CFD Market Forecasted to Grow 16.5%
Infiniti Research forecasts that the worldwide CFD market will experience a compound annual growth rate of 16.5% from 2010 to 2014. The introduction to their report also indicates that the growing usage of open source CFD tools could potentially lower that growth rate. (Note: I do not know anything about this research firm or the “industry experts” who prepared the report.)
Reaction Design Recognized for FORTE CFD
Reaction Design was awarded the Automotive Engineering Institute’s Tech Award for its FORTE CFD software, used for modeling fuel effects in internal combustion engines.

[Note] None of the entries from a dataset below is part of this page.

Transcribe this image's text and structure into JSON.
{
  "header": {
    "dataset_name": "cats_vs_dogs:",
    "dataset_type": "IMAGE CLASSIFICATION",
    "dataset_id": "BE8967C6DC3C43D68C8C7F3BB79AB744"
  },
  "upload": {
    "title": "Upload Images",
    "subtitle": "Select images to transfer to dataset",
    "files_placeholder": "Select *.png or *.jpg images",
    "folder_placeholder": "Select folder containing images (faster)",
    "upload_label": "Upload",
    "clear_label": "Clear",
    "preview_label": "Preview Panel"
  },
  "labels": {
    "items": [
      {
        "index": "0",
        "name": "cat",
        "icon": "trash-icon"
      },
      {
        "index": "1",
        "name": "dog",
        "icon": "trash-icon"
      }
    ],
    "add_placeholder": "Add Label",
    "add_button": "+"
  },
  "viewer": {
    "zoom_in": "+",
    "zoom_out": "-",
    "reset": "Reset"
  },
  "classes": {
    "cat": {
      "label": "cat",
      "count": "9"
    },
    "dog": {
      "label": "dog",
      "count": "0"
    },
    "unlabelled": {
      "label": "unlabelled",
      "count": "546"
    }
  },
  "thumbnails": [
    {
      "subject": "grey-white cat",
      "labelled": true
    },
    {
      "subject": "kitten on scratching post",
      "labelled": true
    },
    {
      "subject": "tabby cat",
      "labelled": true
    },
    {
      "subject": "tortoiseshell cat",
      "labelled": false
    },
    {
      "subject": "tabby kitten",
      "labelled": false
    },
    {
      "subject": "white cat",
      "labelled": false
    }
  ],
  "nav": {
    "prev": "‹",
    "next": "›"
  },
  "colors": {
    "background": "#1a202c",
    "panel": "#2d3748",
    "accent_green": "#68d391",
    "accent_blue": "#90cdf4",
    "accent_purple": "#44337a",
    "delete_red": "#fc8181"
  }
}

The award was presented at the 2011 SAE World Congress and recognizes the most innovative products displayed at the conference.
Pointwise Adds Distributor for Oceana
Pointwise announced that Wikki Australia will distribute the company’s CFD meshing software in Australia and New Zealand.
Tecplot RS 2011 Released
Tecplot announced the release of Tecplot RS 2011, the company’s visualization and analysis software for reservoir simulation in the petroleum exploration industry. This latest release features a unified work environment for all major reservoir simulation software.
Wolfram’s Computable Document Format
Wolfram Research announced the availability of the Computable Document Format (CDF), what they call “a computation-powered knowledge container.” Similar to how Adobe added interactive 3D geometry to PDF, CDF appears to add interactive computation to documents. Watch the brief video and think about how this might change your CFD reporting.
- Wolfram’s CDF website
- Dr. Sculptor’s Adjoint Optimization Featuring Sculptor and FUN3D, 10 Aug 2011
- NAFEMS’ Practical Introduction to CFD, 07 Sep 2011
- Toward Personalized Nasal Surgery using CFD
- CFD study shows that fabric HVAC ducting is 24.5% more efficient than metal ducts
- CFD helps design electric car that can go 400 mph
Instead of Printing Your Boarding Pass, Print Your Aircraft
3D printing (or additive manufacturing as it’s more formally known) has been in the news a lot recently, so much so that rumor-debunking site Snopes.com posted an article declaring 3D printing to be TRUE (or as politicians say, a “true fact”).
A team of researchers at the University of Southampton have succeeded in flying an aircraft (6 foot wingspan, 100 mph top speed) that was manufactured entirely using a 3D printing process called laser sintering.